Although there's no direct correlation between diet and hormonal acne, certain foods have been proven to reduce or prevent acne flare-ups. Foods rich in antioxidants may help reduce inflammation and promote healthier skin. Omega-3 fatty acids are also known to decrease inflammation.
If you want to prevent acne breakouts, try to avoid the following:
- Dairy products
- Fast food
- Refined grains
- Red meats
Foods that aren't good for you won't have much effect if eaten occasionally, but frequently consuming unhealthy fast food, sugary desserts, and drinks will eventually damage your skin.
Does your skincare routine need a makeover? If you're still seeing breakouts despite using different acne treatments, changes to your regimen could help. Developing an effective skincare routine is critical to preventing and treating hormonal acne.
Here are some skincare tips to try:
- Allow your skin to recover naturally
- Avoid touching your face too often
- Choose hair and skincare items that are oil-free and won't clog pores
- Avoid scrubbing your skin
- Handle your skin gently
- Wash your skin after sweating
- Wear sunscreen
While you cannot always control hormonal acne, there are some specific things that you can do to help prevent it. You can reduce stress by getting better sleep and eating a healthier diet.
Know How to Manage Acne Today

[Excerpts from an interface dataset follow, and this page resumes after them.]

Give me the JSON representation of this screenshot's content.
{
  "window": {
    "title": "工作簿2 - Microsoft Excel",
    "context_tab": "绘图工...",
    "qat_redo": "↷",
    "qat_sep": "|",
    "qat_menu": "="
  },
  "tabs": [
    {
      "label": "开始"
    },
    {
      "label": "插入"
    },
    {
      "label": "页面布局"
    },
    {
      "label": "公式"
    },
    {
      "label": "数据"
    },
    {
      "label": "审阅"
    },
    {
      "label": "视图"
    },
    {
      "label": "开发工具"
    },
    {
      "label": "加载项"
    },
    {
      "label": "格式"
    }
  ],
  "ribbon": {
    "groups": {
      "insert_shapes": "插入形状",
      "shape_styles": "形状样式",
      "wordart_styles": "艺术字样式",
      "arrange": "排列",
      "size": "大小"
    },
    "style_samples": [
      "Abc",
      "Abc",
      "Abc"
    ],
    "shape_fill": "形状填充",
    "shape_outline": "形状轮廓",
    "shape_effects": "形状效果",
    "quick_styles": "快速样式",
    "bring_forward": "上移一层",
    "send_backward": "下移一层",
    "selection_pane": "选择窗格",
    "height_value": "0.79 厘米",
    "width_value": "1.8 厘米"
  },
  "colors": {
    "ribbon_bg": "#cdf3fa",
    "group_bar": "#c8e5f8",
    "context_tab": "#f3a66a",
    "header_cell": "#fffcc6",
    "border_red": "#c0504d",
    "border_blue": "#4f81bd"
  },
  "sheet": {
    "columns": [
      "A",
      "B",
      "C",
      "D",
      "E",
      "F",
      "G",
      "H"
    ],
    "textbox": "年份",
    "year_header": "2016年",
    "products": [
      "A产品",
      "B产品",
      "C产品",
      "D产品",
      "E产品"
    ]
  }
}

Dealing with acne can be frustrating, especially when you've tried everything under the sun to get rid of it. If you have questions on how to take better care of your skin, don't hesitate to set up an appointment with a dermatologist.